**ACTIVITY**
The entries below are to be duplicated exactly, with nothing left out.

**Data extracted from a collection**
* * *
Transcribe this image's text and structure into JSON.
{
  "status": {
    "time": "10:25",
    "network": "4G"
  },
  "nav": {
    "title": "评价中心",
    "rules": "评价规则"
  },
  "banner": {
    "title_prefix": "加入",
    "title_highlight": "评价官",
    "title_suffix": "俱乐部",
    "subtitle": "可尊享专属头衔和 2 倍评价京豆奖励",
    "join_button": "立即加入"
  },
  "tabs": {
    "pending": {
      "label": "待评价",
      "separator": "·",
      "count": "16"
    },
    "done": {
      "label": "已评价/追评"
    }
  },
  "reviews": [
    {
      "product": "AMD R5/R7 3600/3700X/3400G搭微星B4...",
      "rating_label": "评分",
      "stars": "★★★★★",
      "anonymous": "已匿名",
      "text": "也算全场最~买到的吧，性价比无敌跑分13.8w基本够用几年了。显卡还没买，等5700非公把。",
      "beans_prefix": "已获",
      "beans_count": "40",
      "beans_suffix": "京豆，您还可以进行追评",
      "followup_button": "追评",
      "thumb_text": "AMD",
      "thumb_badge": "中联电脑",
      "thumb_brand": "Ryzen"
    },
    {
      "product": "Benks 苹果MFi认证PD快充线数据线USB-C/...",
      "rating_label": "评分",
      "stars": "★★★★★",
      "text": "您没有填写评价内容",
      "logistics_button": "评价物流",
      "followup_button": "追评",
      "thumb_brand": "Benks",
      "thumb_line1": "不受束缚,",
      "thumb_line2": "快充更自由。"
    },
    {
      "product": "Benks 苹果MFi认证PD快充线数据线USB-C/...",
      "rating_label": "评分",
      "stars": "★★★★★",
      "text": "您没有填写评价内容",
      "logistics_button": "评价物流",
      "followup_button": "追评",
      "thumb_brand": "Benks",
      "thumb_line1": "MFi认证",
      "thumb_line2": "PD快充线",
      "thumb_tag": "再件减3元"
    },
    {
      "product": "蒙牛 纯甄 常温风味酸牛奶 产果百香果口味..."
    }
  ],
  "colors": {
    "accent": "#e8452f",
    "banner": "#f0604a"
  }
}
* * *
**EXERCISE ANSWER**
Transcribe this image's text and structure into JSON.
{
  "status": {
    "time": "10:25",
    "network": "4G"
  },
  "nav": {
    "title": "评价中心",
    "rules": "评价规则"
  },
  "banner": {
    "title_prefix": "加入",
    "title_highlight": "评价官",
    "title_suffix": "俱乐部",
    "subtitle": "可尊享专属头衔和 2 倍评价京豆奖励",
    "join_button": "立即加入"
  },
  "tabs": {
    "pending": {
      "label": "待评价",
      "separator": "·",
      "count": "16"
    },
    "done": {
      "label": "已评价/追评"
    }
  },
  "reviews": [
    {
      "product": "AMD R5/R7 3600/3700X/3400G搭微星B4...",
      "rating_label": "评分",
      "stars": "★★★★★",
      "anonymous": "已匿名",
      "text": "也算全场最~买到的吧，性价比无敌跑分13.8w基本够用几年了。显卡还没买，等5700非公把。",
      "beans_prefix": "已获",
      "beans_count": "40",
      "beans_suffix": "京豆，您还可以进行追评",
      "followup_button": "追评",
      "thumb_text": "AMD",
      "thumb_badge": "中联电脑",
      "thumb_brand": "Ryzen"
    },
    {
      "product": "Benks 苹果MFi认证PD快充线数据线USB-C/...",
      "rating_label": "评分",
      "stars": "★★★★★",
      "text": "您没有填写评价内容",
      "logistics_button": "评价物流",
      "followup_button": "追评",
      "thumb_brand": "Benks",
      "thumb_line1": "不受束缚,",
      "thumb_line2": "快充更自由。"
    },
    {
      "product": "Benks 苹果MFi认证PD快充线数据线USB-C/...",
      "rating_label": "评分",
      "stars": "★★★★★",
      "text": "您没有填写评价内容",
      "logistics_button": "评价物流",
      "followup_button": "追评",
      "thumb_brand": "Benks",
      "thumb_line1": "MFi认证",
      "thumb_line2": "PD快充线",
      "thumb_tag": "再件减3元"
    },
    {
      "product": "蒙牛 纯甄 常温风味酸牛奶 产果百香果口味..."
    }
  ],
  "colors": {
    "accent": "#e8452f",
    "banner": "#f0604a"
  }
}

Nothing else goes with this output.